Blog a Day 296of365: Weekly roundup
I haven’t done a weekly roundup in a while and I’m off to work shortly. This seems like an ideal opportunity to resurrect it…
I haven’t written a weekly roundup since Oct 3rd so this should offer a fair amount. There were certainly many reviews for 148Apps but I’ll leave you to find those.
It looks like the past few weeks have been all about Resolution and rightly so really!
First up was my preview of Gears of War 3 from when I had a chance to play it at the Eurogamer Expo at the start of the month.
Typically Gears of War multiplayer has always been a solid affair offering testosterone-fuelled chaos and the all too satisfying chainsaw kill, so how about trying it from the other perspective? That’s what Gears of War 3’s beast mode is all about and it’s damn good fun from what I’ve seen.
Then there was a review of Lara Croft and The Guardian of Light for VideogameUK. Excellent game.
Lara Croft and The Guardian of Light is not like any other Tomb Raider game. This much is clear right from the beginning, and the lack of Tomb Raider in the title is quite a clear sign too. No, this is Lara Croft and an altogether different beast. It’s a formula that ensures that the latest instalment in Lara Croft’s life is one of the most entertaining chapters in recent years.
Following that was a review of Guitar Hero: Warriors of Rock for Resolution. Not bad at all.

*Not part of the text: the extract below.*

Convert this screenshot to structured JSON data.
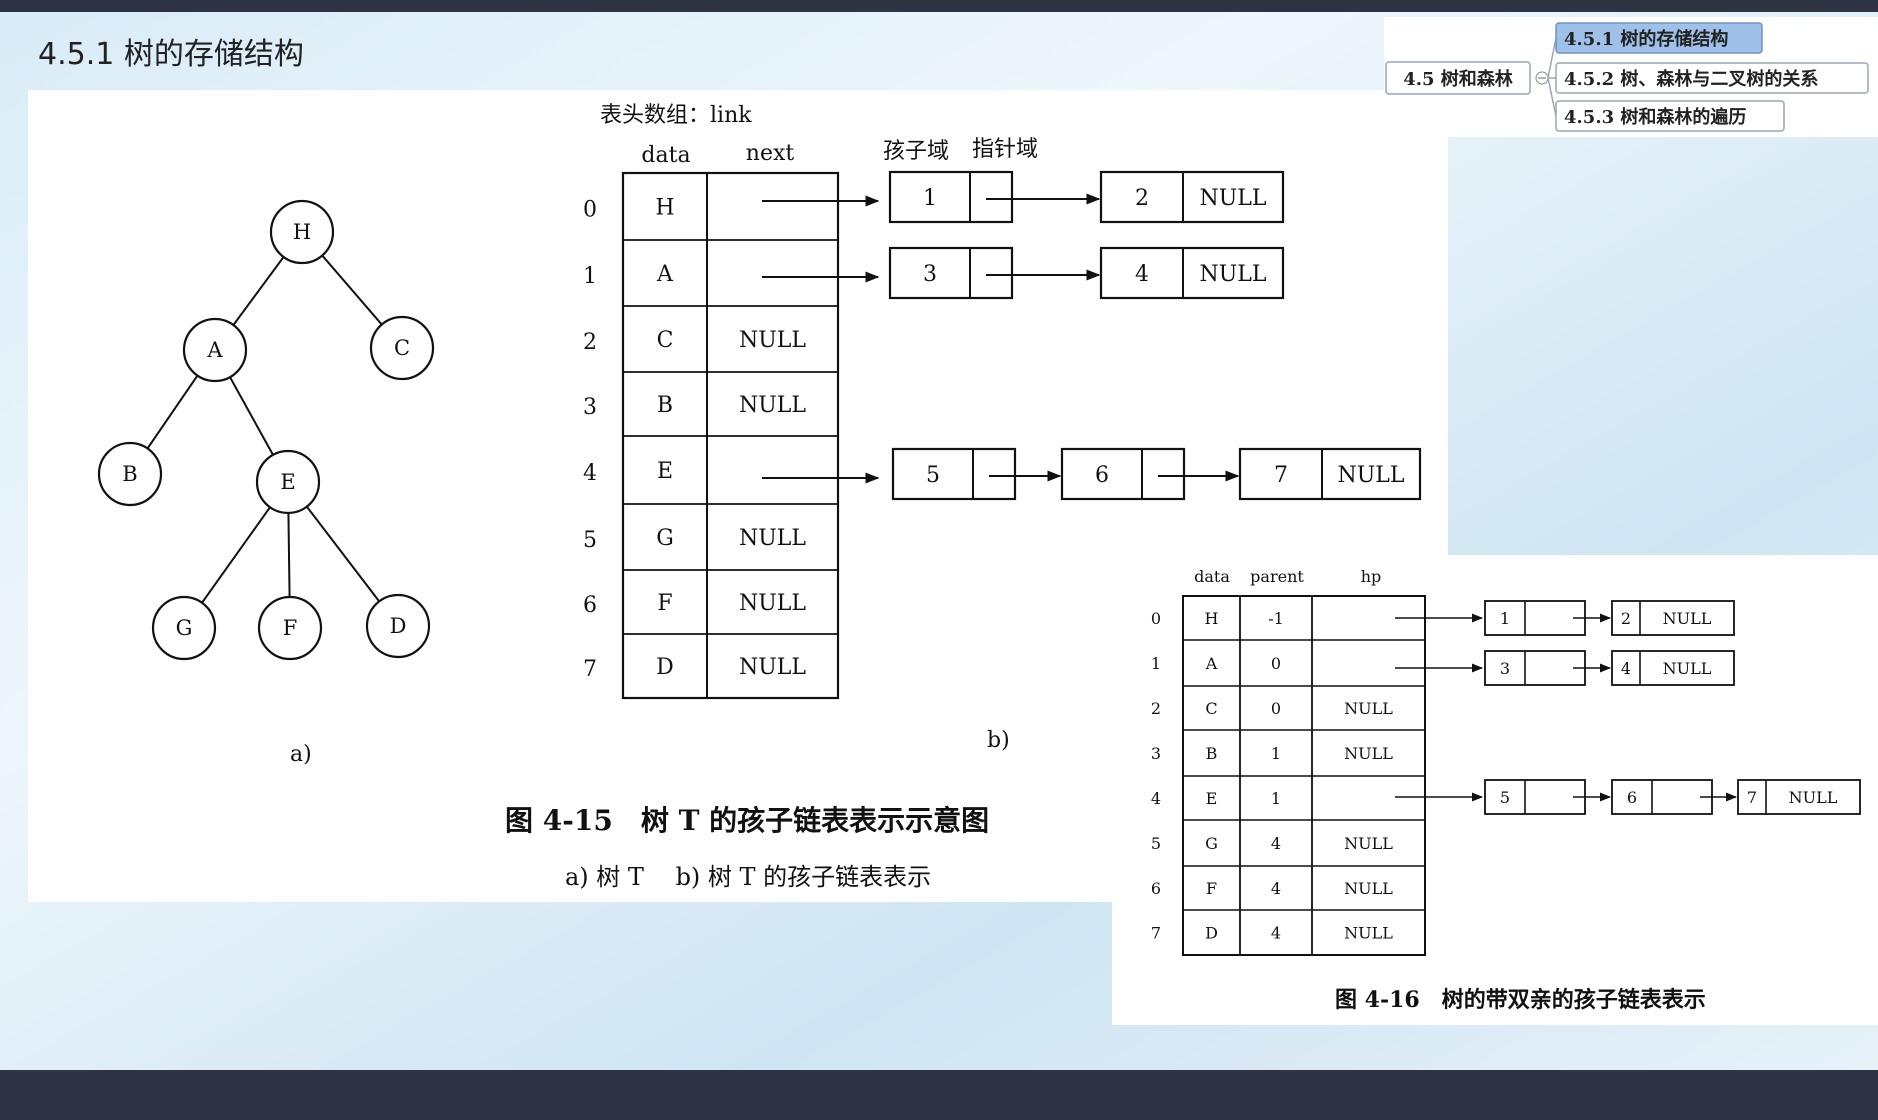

A Quest mode in Guitar Hero: Warriors of Rock? What madness is this, you may well ask. I certainly did when I first heard about it. It sounded bizarre to offer a storyline to the likes of Guitar Hero. When it comes to Warriors of Rock, well, yes it is quite bizarre frankly. But it also works and makes for a much more interesting single player experience than previously seen in other rhythm based games. Throw in the ever strong multiplayer functionality and revamped Quickplay mode, and Guitar Hero: Warriors of Rock is a thoroughly solid package.

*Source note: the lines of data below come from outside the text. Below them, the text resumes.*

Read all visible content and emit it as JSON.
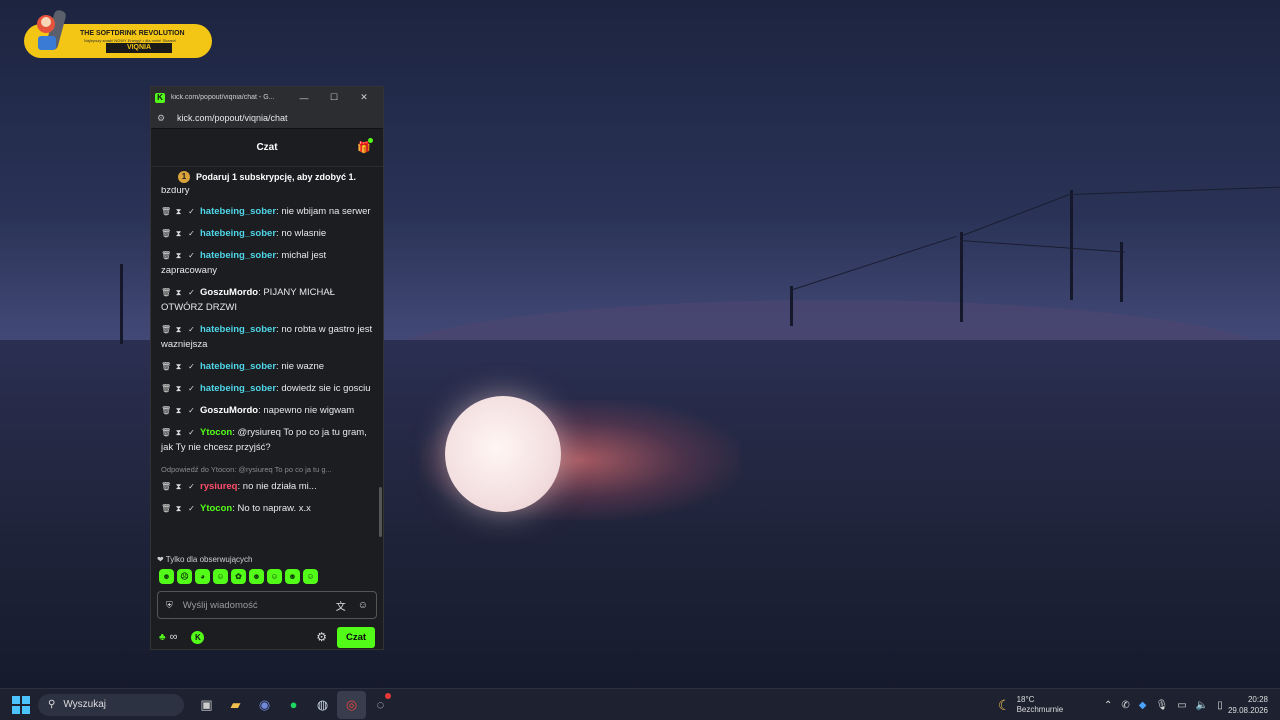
{
  "logo": {
    "title": "THE SOFTDRINK REVOLUTION",
    "subtitle": "Najlepszy smak! NOWY Energy! • dla mnie! Sharez!",
    "name": "VIQNIA"
  },
  "browser": {
    "tab_title": "kick.com/popout/viqnia/chat - G...",
    "url": "kick.com/popout/viqnia/chat",
    "controls": {
      "minimize": "—",
      "maximize": "☐",
      "close": "✕"
    }
  },
  "chat": {
    "header": "Czat",
    "sub_banner": {
      "count": "1",
      "text": "Podaruj 1 subskrypcję, aby zdobyć 1."
    },
    "cut_message": "bzdury",
    "messages": [
      {
        "user": "hatebeing_sober",
        "color": "#4fd6e8",
        "text": "nie wbijam na serwer"
      },
      {
        "user": "hatebeing_sober",
        "color": "#4fd6e8",
        "text": "no wlasnie"
      },
      {
        "user": "hatebeing_sober",
        "color": "#4fd6e8",
        "text": "michal jest zapracowany"
      },
      {
        "user": "GoszuMordo",
        "color": "#ffffff",
        "text": "PIJANY MICHAŁ OTWÓRZ DRZWI"
      },
      {
        "user": "hatebeing_sober",
        "color": "#4fd6e8",
        "text": "no robta w gastro jest wazniejsza"
      },
      {
        "user": "hatebeing_sober",
        "color": "#4fd6e8",
        "text": "nie wazne"
      },
      {
        "user": "hatebeing_sober",
        "color": "#4fd6e8",
        "text": "dowiedz sie ic gosciu"
      },
      {
        "user": "GoszuMordo",
        "color": "#ffffff",
        "text": "napewno nie wigwam"
      },
      {
        "user": "Ytocon",
        "color": "#53fc18",
        "text": "@rysiureq To po co ja tu gram, jak Ty nie chcesz przyjść?"
      },
      {
        "reply": "Odpowiedź do Ytocon: @rysiureq To po co ja tu g...",
        "user": "rysiureq",
        "color": "#ff4d6a",
        "text": "no nie działa mi..."
      },
      {
        "user": "Ytocon",
        "color": "#53fc18",
        "text": "No to napraw. x.x"
      }
    ],
    "followers_only": "Tylko dla obserwujących",
    "emote_count": 9,
    "input_placeholder": "Wyślij wiadomość",
    "points_value": "∞",
    "send_label": "Czat"
  },
  "taskbar": {
    "search_label": "Wyszukaj",
    "apps": [
      "task-view",
      "file-explorer",
      "discord",
      "spotify",
      "steam",
      "chrome",
      "obs"
    ],
    "weather_temp": "18°C",
    "weather_desc": "Bezchmurnie",
    "time": "20:28",
    "date": "29.08.2026"
  }
}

Then there was my review of Final Fantasy XIV for play.tm.
It’s notoriously difficult to review an MMO at any stage in its lifespan. Two weeks after its release, you’re opening yourself up to a tirade of complaints that you reviewed the game too early on to be accurate. Wait a few months and no one really cares what you think. Even worse, all it takes is one patch and everything you just wrote about is made redundant. An MMO is organic in its evolution, ever changing, often completely different by the end of its life compared to where it was at the beginning. Just look at the changes to Star Wars: Galaxies for example, once hugely popular, its changes are now considered a huge mistake. So, where to start with Final Fantasy XIV? Somewhat predictably it does offer potential but currently it all feels more like a work in progress than a complete article. While it’s fine to have an MMO with plenty of growth potential, this one feels overly lacking in early content to make it worthwhile of a purchase just yet.
Change of pace time, I wrote a round up of Hidden Object games for the PC. Oi, don’t turn your nose up at them.
Casual gaming and in particular, hidden object games are probably a bit of a strange and foreign land for those reading this. I’m assuming you’re the stereotypical gamer, one who knows what they like and is pretty informed when it comes to all things gaming related. However there are still many people who don’t really have much experience in gaming, or simply like a slower paced game. Enter the hidden object genre, a game that the CoD addict might turn their nose up, but that still has its place in the world. I’ll admit it now, I quite like them. They’re simple and are the modern day equivalent of the puzzle books I used to take with me on long journeys. Crucially for the purpose of this article, they potentially make a fantastic inexpensive present for that relative you’re desperate to introduce gaming to. So, without further ado, a brief round up on the selection provided. It’s worth noting that they were also tested on a 50something year old, just to cover a wide spectrum of different players.
Finally, a review of Wiiware game Robox.
Upon first loading Robox, I instantly thought of Wall-E. The tale of the poor little robotic probe wandering around a strange world by itself is kind of like Wall-E. Ok, possibly not quite but I never saw the film, only the trailer. Robox has more in common with the Metroid series instead offering platforming and side shooting galore. For the most part, it works well, but there’s still that certain something that holds me back from recommending it.